START Data for this task

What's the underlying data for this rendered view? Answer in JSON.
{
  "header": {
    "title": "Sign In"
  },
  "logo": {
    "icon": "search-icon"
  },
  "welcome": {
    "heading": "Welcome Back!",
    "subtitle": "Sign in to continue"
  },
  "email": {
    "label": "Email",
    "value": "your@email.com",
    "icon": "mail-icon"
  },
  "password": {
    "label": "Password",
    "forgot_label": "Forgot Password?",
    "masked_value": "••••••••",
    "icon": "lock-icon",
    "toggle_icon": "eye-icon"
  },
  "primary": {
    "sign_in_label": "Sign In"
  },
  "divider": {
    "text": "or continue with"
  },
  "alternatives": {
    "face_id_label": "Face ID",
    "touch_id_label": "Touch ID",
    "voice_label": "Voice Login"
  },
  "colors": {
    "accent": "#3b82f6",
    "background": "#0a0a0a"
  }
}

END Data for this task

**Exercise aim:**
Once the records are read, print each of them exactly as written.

**Answer to this task:**
What's the underlying data for this rendered view? Answer in JSON.
{
  "header": {
    "title": "Sign In"
  },
  "logo": {
    "icon": "search-icon"
  },
  "welcome": {
    "heading": "Welcome Back!",
    "subtitle": "Sign in to continue"
  },
  "email": {
    "label": "Email",
    "value": "your@email.com",
    "icon": "mail-icon"
  },
  "password": {
    "label": "Password",
    "forgot_label": "Forgot Password?",
    "masked_value": "••••••••",
    "icon": "lock-icon",
    "toggle_icon": "eye-icon"
  },
  "primary": {
    "sign_in_label": "Sign In"
  },
  "divider": {
    "text": "or continue with"
  },
  "alternatives": {
    "face_id_label": "Face ID",
    "touch_id_label": "Touch ID",
    "voice_label": "Voice Login"
  },
  "colors": {
    "accent": "#3b82f6",
    "background": "#0a0a0a"
  }
}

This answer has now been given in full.